- **Directions for this task**
A single number is the answer: the count of lines in these records with "Here" in them.

Data for this exercise START

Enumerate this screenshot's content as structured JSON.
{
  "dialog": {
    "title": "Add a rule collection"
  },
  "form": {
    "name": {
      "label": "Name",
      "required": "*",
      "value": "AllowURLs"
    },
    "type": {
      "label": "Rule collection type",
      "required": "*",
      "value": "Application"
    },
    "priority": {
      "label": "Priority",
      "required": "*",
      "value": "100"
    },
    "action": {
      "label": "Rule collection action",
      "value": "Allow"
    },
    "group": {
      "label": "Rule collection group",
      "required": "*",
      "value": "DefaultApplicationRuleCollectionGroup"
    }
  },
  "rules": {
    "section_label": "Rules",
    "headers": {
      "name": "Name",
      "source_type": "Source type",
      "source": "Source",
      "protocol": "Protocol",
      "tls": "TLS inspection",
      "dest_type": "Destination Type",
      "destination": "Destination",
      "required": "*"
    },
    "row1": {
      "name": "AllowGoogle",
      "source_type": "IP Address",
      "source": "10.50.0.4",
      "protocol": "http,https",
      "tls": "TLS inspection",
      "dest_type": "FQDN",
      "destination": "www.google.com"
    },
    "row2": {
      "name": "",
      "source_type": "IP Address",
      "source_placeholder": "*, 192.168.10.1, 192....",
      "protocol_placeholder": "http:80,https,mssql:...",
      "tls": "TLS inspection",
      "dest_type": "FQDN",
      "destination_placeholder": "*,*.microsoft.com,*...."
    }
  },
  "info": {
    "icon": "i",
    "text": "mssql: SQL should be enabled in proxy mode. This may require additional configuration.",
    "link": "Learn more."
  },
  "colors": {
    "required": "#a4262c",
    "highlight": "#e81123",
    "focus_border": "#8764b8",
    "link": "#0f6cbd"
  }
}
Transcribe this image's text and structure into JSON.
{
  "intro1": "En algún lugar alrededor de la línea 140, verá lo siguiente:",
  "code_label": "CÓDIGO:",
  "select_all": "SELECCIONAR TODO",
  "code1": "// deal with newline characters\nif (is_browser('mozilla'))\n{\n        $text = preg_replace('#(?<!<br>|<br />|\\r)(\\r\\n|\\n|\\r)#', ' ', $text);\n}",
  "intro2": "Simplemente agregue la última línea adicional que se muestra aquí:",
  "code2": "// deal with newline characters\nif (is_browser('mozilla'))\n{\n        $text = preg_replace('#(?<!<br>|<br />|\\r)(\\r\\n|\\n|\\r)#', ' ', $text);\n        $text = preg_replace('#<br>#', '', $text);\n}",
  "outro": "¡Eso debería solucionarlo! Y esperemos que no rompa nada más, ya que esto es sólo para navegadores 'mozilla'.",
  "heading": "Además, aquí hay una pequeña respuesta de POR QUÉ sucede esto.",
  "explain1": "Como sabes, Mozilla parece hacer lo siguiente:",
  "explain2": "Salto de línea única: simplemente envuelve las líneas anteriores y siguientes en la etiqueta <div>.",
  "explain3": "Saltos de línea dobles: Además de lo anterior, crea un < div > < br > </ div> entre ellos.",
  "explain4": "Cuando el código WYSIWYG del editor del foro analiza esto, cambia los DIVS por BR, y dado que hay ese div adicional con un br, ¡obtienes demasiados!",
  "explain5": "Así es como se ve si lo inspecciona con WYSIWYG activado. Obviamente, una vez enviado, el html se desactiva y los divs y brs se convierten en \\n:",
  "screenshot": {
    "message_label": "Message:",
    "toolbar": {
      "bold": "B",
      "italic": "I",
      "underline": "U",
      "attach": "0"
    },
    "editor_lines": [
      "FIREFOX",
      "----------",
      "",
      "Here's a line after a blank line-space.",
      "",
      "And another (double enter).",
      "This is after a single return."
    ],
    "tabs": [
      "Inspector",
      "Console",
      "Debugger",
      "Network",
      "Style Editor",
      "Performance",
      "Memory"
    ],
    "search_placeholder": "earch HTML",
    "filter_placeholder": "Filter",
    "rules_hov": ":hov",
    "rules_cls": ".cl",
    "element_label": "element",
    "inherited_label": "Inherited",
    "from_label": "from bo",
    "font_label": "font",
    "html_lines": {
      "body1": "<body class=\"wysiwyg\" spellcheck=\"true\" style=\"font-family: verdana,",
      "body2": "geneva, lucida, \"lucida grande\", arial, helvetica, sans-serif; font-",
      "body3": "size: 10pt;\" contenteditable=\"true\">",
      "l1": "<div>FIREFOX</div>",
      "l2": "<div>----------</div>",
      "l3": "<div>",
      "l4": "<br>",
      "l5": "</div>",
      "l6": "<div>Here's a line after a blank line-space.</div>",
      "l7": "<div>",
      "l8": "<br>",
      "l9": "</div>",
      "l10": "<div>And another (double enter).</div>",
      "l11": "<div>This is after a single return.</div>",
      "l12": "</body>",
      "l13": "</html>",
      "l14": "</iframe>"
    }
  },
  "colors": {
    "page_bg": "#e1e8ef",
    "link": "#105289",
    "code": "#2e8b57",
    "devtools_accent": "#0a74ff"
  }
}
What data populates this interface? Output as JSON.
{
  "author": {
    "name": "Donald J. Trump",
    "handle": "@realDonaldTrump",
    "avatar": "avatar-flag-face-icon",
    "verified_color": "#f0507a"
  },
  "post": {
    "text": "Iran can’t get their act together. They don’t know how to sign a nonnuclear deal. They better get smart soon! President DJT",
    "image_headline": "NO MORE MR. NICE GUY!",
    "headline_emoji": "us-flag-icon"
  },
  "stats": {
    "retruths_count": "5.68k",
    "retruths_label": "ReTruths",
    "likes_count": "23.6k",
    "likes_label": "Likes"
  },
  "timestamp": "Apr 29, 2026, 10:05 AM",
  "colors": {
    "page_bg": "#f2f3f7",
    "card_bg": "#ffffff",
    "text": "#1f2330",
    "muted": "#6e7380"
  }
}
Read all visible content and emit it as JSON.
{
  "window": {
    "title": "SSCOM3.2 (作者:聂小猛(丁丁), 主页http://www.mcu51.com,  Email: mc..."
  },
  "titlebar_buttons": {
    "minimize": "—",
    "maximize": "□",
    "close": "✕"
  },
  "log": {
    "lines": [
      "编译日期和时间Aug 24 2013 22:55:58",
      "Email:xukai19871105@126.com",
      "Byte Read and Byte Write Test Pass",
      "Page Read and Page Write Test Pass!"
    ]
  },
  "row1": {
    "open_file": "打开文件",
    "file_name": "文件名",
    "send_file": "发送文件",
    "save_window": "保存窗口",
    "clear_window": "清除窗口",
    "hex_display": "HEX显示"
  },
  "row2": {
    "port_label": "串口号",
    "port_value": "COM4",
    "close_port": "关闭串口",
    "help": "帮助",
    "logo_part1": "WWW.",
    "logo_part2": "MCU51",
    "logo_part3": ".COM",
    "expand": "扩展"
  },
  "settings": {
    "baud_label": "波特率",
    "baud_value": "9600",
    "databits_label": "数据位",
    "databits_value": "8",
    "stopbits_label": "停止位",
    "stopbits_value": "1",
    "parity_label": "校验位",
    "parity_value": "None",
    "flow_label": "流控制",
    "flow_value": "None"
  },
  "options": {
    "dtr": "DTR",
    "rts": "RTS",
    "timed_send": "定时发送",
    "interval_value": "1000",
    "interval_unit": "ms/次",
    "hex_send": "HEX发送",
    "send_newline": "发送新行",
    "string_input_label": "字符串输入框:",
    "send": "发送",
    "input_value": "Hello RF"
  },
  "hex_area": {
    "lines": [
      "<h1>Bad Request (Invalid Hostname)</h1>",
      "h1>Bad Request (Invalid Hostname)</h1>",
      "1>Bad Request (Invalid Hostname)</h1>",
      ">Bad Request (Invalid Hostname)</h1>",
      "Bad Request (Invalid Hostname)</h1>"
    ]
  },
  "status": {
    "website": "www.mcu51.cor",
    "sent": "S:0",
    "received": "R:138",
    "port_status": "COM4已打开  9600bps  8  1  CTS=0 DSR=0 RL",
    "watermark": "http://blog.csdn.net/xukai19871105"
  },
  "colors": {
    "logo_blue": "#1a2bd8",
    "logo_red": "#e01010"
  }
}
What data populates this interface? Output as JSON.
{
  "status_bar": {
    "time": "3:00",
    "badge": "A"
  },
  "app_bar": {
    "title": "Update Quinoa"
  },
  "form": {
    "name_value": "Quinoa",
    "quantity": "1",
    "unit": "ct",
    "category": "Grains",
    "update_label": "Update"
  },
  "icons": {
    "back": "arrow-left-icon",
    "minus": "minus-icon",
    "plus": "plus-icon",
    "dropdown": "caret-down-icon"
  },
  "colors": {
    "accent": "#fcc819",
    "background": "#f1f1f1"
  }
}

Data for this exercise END

- **Exercise response**
2